This blog is for Unicef. Thanks for reading.

The best Government party for babies?

Outside I can see swallows swooping in the late summer evening sun, they genuinely appear as if they are ‘hanging out’. There is no particular purpose to their flight, they are just enjoying the ride.

That’s life really isnt it?

Apologies for the deep and meaningful, but it is Sunday night and I am in a reflective mood seeing that my career hangs in the balance this coming week.

Further to my news on the HMRC, I am now forced to go cap in hand to my boss and ask for a pay rise. I am not confident of the outcome so will let you know how I got on tomorrow evening.

A few of my friends are only able to work because they have free childcare via the grandparents. I would be interested to know how many grandparents have returned to becoming child-carers again in order to help their own children back to work?

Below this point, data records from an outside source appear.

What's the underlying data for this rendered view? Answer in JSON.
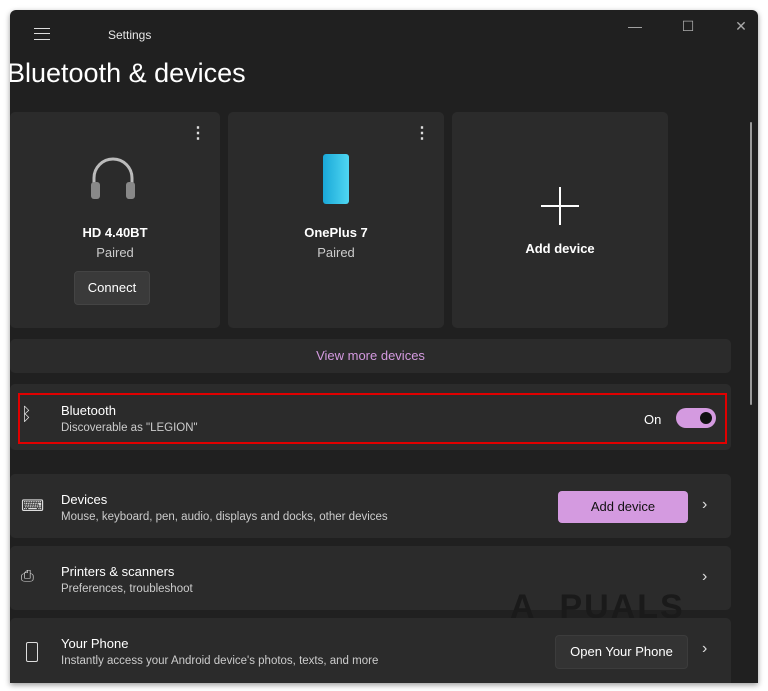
{
  "window": {
    "app_title": "Settings",
    "minimize": "—",
    "maximize": "☐",
    "close": "✕"
  },
  "page_title": "Bluetooth & devices",
  "device_cards": [
    {
      "name": "HD 4.40BT",
      "status": "Paired",
      "action": "Connect",
      "icon": "headphones-icon"
    },
    {
      "name": "OnePlus 7",
      "status": "Paired",
      "icon": "phone-icon"
    },
    {
      "name": "Add device",
      "icon": "plus-icon"
    }
  ],
  "view_more": "View more devices",
  "bluetooth": {
    "title": "Bluetooth",
    "subtitle": "Discoverable as \"LEGION\"",
    "state": "On",
    "enabled": true
  },
  "rows": [
    {
      "title": "Devices",
      "subtitle": "Mouse, keyboard, pen, audio, displays and docks, other devices",
      "button": "Add device"
    },
    {
      "title": "Printers & scanners",
      "subtitle": "Preferences, troubleshoot"
    },
    {
      "title": "Your Phone",
      "subtitle": "Instantly access your Android device's photos, texts, and more",
      "button": "Open Your Phone"
    }
  ],
  "watermark": "APPUALS",
  "colors": {
    "accent": "#d49ae0",
    "highlight": "#e00000"
  }
}
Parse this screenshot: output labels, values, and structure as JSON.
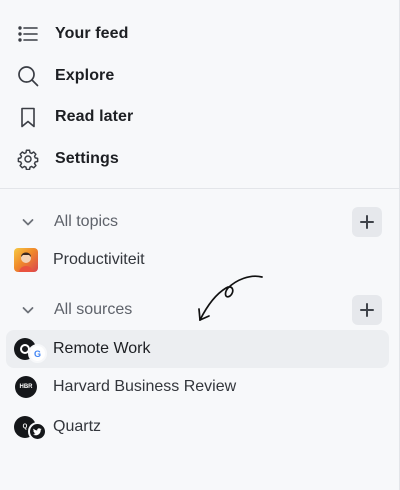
{
  "nav": {
    "feed": {
      "label": "Your feed",
      "icon": "list-icon"
    },
    "explore": {
      "label": "Explore",
      "icon": "search-icon"
    },
    "read_later": {
      "label": "Read later",
      "icon": "bookmark-icon"
    },
    "settings": {
      "label": "Settings",
      "icon": "gear-icon"
    }
  },
  "topics": {
    "header": "All topics",
    "items": [
      {
        "label": "Productiviteit"
      }
    ]
  },
  "sources": {
    "header": "All sources",
    "items": [
      {
        "label": "Remote Work",
        "badge": "G",
        "active": true
      },
      {
        "label": "Harvard Business Review",
        "avatar_text": "HBR"
      },
      {
        "label": "Quartz",
        "avatar_text": "Q"
      }
    ]
  },
  "colors": {
    "background": "#f7f8fa",
    "active_row": "#eceef1",
    "add_button": "#e6e8ec",
    "text_primary": "#1d1f23",
    "text_secondary": "#5e626a",
    "twitter_blue": "#1d9bf0"
  }
}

I also have another friend who doesn’t see her husband because they both work in emergency services and manage childcare between them by juggling shift patterns.

I have two children, one age 8 and one age 2. I had my eight year old under a Labour Government and I was able to work, I had my two year old under a Conservative Government and I cant work.

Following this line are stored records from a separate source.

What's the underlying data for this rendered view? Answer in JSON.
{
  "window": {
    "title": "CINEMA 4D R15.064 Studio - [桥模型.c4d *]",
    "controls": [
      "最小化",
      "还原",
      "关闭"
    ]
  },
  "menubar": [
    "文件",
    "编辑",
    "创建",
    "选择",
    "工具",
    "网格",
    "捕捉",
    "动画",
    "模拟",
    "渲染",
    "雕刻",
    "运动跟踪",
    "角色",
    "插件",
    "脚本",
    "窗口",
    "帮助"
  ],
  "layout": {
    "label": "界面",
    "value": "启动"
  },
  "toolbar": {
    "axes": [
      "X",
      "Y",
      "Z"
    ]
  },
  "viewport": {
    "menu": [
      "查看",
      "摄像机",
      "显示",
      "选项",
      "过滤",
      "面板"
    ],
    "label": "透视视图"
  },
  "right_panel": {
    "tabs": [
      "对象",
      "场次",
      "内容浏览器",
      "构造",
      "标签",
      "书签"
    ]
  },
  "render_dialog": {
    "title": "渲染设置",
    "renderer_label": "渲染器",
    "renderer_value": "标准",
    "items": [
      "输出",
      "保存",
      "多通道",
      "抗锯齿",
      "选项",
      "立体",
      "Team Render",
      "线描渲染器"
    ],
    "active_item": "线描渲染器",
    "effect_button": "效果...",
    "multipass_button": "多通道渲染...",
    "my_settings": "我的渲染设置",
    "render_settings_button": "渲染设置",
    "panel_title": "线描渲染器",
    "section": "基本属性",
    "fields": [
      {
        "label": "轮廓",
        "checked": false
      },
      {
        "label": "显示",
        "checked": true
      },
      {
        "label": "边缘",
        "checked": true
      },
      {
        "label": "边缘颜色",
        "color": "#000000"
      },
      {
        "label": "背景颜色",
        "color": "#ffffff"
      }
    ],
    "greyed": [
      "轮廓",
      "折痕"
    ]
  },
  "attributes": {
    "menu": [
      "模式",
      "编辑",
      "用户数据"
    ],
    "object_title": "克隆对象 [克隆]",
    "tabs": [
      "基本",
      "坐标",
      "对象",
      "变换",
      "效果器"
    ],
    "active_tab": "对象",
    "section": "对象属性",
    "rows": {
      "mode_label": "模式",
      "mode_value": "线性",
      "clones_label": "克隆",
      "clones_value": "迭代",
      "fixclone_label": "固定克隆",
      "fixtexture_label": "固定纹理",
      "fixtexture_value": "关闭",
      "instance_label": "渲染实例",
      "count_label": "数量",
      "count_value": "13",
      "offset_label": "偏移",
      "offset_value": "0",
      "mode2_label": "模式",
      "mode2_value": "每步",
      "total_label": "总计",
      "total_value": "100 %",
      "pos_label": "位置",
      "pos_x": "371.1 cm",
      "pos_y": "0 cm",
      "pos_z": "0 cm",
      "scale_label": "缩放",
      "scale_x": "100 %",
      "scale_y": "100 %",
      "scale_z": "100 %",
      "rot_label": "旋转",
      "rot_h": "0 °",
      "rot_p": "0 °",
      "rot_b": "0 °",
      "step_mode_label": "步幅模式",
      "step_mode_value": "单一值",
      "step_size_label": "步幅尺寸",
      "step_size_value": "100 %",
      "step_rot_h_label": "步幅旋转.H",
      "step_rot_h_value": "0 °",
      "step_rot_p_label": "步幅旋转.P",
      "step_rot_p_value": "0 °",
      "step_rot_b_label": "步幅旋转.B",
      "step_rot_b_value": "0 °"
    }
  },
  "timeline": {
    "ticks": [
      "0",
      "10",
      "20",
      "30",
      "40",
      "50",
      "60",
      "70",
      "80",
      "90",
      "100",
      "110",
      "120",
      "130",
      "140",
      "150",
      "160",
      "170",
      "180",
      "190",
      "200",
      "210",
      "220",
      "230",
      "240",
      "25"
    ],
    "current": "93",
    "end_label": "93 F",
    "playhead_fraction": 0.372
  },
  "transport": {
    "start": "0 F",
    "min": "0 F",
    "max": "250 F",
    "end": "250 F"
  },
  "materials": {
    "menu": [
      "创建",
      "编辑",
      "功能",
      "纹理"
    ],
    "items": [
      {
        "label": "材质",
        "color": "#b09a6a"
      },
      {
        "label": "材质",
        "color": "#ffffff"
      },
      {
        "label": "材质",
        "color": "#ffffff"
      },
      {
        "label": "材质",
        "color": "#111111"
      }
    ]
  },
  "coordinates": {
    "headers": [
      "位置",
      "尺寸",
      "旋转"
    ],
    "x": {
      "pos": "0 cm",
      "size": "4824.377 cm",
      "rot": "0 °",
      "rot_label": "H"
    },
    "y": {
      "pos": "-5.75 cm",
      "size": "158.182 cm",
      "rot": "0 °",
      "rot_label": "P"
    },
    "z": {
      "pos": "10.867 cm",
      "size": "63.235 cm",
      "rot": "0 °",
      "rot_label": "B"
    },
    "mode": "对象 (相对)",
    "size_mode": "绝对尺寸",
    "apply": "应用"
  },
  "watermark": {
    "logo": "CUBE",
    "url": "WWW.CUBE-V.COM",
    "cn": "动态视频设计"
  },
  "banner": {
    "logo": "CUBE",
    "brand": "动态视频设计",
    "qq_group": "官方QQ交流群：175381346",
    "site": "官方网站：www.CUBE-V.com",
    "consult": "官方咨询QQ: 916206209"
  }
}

This blog is for Unicef. I missed a post last night so £1 goes to Unicef. If you can support the campaign visit Unicef here.

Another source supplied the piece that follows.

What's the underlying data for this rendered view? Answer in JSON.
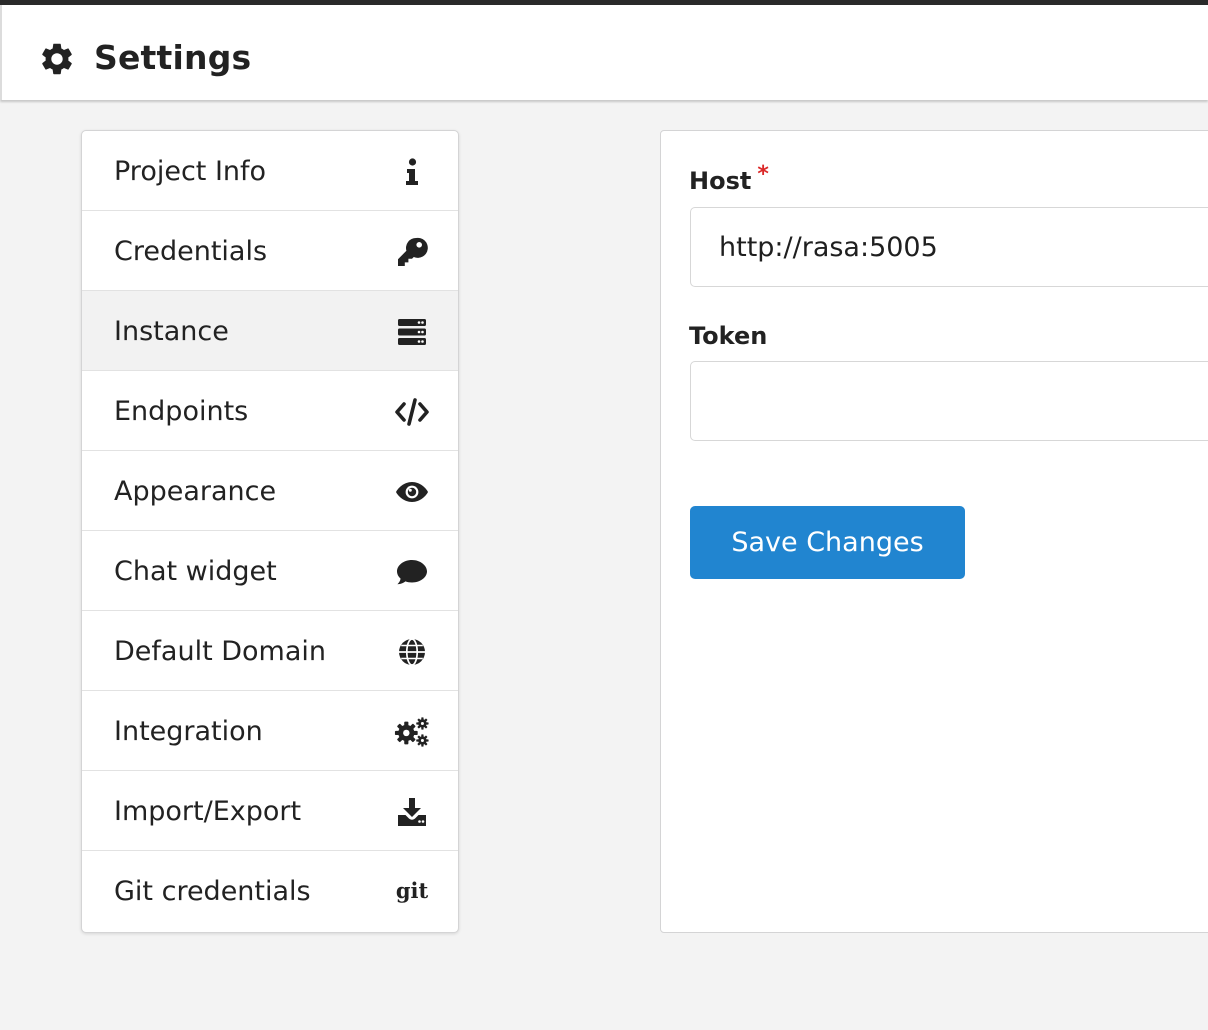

Thanks for reading.

High-earning Mums Receiving Childcare (HMRC)

Further to yesterday’s post, my call to HMRC this morning left me with no other choice but to quit my job. It is not until something is taken away that you begin to realise how much it is appreciated in your life. This is the case with my job. I have been with the company for 4 years, enjoy working with the team, the variety of the workload and the work environment. The simple fact is i can no longer ‘afford’ to work there. Now HMRC have said our joint  income is  over the threshold, they will no longer contribute towards my childcare costs. My salary only exceeds my childcare costs by £50 and that is before fuel, so i would effectively be paying to go to work. It seems it is a luxury if you are a working mum earning less than £15 per hour to keep the wheels of your career turning, if you want o work before your child is at school and your husband earns at least 20k. In other words, unless you are earning megabucks, the Government want you to be a good wife and stay at home with the children.

As much as i love baby boy, i also enjoy some time at work and I am not altogether thrilled at the prospect of being at home 5 daus a week, but i have done it before when my daughter was my som’s age, so he may as well get the same level of attention. Some people would argue, ‘if you dont want to look after them full-time, why bother having kids’? Which has an element of truth, in an ideal world i would share this responsibility with my husband but  i can only justifiably do this if i can match his salary or exceed it. This is tricky when my CV already has gaps from previous spells of ull-time parenting.

I have just got to do what most mums have to do and ‘suck it up’ , whatever ‘it’ is. This scenario goes to show that Kirstie Allsopp’s view that young women are better getting married and having children in their twenties makes far more sense than spending years getting qualified, only for it to all fall by the wayside once children come along – because to work is a lifestyle choice, only worthwhile for Mums in the top income brackets.

Now…..where is my pinny?

The only Mums who can work are the HMRC – High-earning Mums Receiving Childcare

This blog is for Unicef – thanks for reading